3D Whisky

I tasted the Cask Strength and Carry On 3D whisky the other day, and rather to my chagrin, it was very tasty.

I say that because I've always held to the old whisky maxim "Dufftown by name, duff by nature"*, but this whisky rather disproves the rule (although to be fair to my prejudice it's only partly Dufftown - the 3D refers to Dailuaine and Dalwhinnie as well).

This particular vatting of malt came about because bloggers Joel Harrison & Neil Ridley of caskstrength.net somehow persuaded The Borg Diageo to let them have access to some casks for the latest release in their Whisky Abecediary. For that achievement alone they deserve kudos.

So to the dram itself. (I was provided with a handy 3D tasting note sheet, but after filling it in I felt compelled to return to my notebook and write at rather more length. Perhaps you prefer the fuzzy floating 3D words.)

It's a light and floral and sweet whisky. Floral to the point of soapiness, but for me that ain't a fail. There is also a grassy note, and overall the nose is very fresh. The palate is in keeping with the nose, being light and soft. It is gently malty, and has a very tasty brown sugar note. And it's sweet, of course, thanks to the Dalwhinnie, or so it seemed to me. Altogether a very tasty vatting.

*Old whisky maxim: in other words, newly coined by me.


Abbey Whisky Bunnahabhain 23 Year Old

In a twitter tasting organised by the tireless Steve Rush and Abbey Whisky, my favourite dram was a Ben Nevis 16 Year Old. Rather than talk about that whisky, this post is about Bunnahabhain.

I've a soft spot for Bunna. It's rarely superb, although of course there are some limited bottlings which shine. But it soldiers on, offering a gentle, creamline toffee dram, sometimes with a touch of salt, sometimes with a little more sherry. Of course there are plenty of whiskies doing just that. Jura, Arran, Tomatin spring to mind. What sets Bunnahabhain apart is a lightness of touch, a citric, lemony note which keeps it from being bland or uninteresting.

This particular Bunnahabain is a very fine example of the style. The nose isn't intense. Rather, it is elusive, with hints of citrus, hints of salt, hints of milk or cream, in a way which draws me in rather than boring me by their faintness. The palate is a bit of a surprise at first, with a huge hit of chilli astride the honey notes, but then the salty touch and the mustiness of old casks distracts me. Water calms the chilli, leaving a light sweet fudge flavour with a warming, albeit short, finish. A nearly excellent whisky.

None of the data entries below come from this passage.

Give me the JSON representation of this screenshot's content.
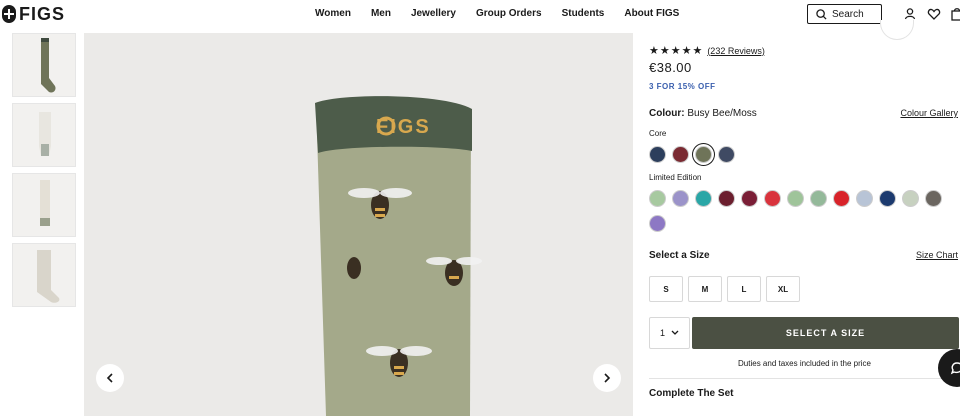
{
  "header": {
    "logo_text": "FIGS",
    "nav": [
      "Women",
      "Men",
      "Jewellery",
      "Group Orders",
      "Students",
      "About FIGS"
    ],
    "search_label": "Search"
  },
  "product": {
    "rating_stars": "★★★★★",
    "review_count": "(232 Reviews)",
    "price": "€38.00",
    "promo": "3 FOR 15% OFF",
    "colour_label": "Colour:",
    "colour_value": "Busy Bee/Moss",
    "colour_gallery": "Colour Gallery",
    "core_label": "Core",
    "limited_label": "Limited Edition",
    "select_size": "Select a Size",
    "size_chart": "Size Chart",
    "sizes": [
      "S",
      "M",
      "L",
      "XL"
    ],
    "quantity": "1",
    "add_button": "SELECT A SIZE",
    "duties": "Duties and taxes included in the price",
    "complete_set": "Complete The Set",
    "sock_logo": "FIGS"
  },
  "colors": {
    "core": [
      "#2c3e5c",
      "#7a2a32",
      "#6f7459",
      "#3f4a63"
    ],
    "limited": [
      "#a7c9a0",
      "#9b93c9",
      "#2aa6a6",
      "#6b1e2e",
      "#7a1e36",
      "#d9333d",
      "#9fc49a",
      "#94b99a",
      "#d8232a",
      "#b8c4d6",
      "#1c3a6e",
      "#c7d1c0",
      "#6b6660",
      "#8d78c4"
    ],
    "accent_button": "#4b5043",
    "promo_text": "#3a5fae"
  }
}
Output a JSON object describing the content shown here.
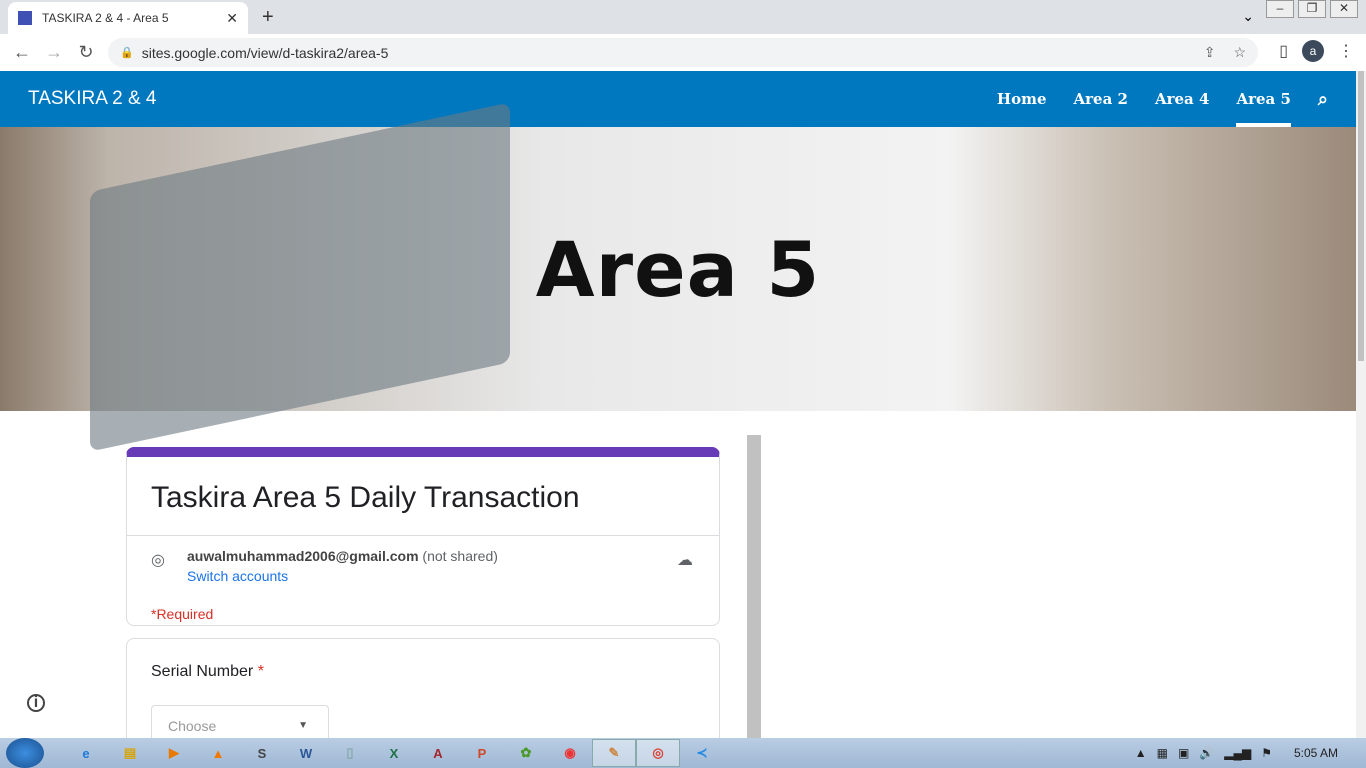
{
  "browser": {
    "tab_title": "TASKIRA 2 & 4 - Area 5",
    "url": "sites.google.com/view/d-taskira2/area-5",
    "profile_initial": "a"
  },
  "site": {
    "brand": "TASKIRA 2 & 4",
    "nav": [
      "Home",
      "Area 2",
      "Area 4",
      "Area 5"
    ],
    "active_nav": "Area 5",
    "hero_title": "Area 5",
    "accent": "#0078c0"
  },
  "form": {
    "title": "Taskira Area 5 Daily Transaction",
    "email": "auwalmuhammad2006@gmail.com",
    "not_shared": "(not shared)",
    "switch_accounts": "Switch accounts",
    "required_note": "*Required",
    "question": "Serial Number",
    "required_mark": "*",
    "select_placeholder": "Choose",
    "accent": "#673ab7"
  },
  "taskbar": {
    "time": "5:05 AM",
    "apps": [
      "ie",
      "explorer",
      "media-player",
      "vlc",
      "sublime",
      "word",
      "notepad",
      "excel",
      "access",
      "powerpoint",
      "greenshot",
      "app-red",
      "paint",
      "chrome",
      "vscode"
    ]
  }
}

And that's the point, I think. If Bunna was really excellent, one would need to be a bit reverential about drinking it. But because of that nearly, you can pay attention and find something to interest you, or you can simply be dog tired and in need of a dram without having to think about it, dammit, and either way Bunnahabhain will do the job nicely.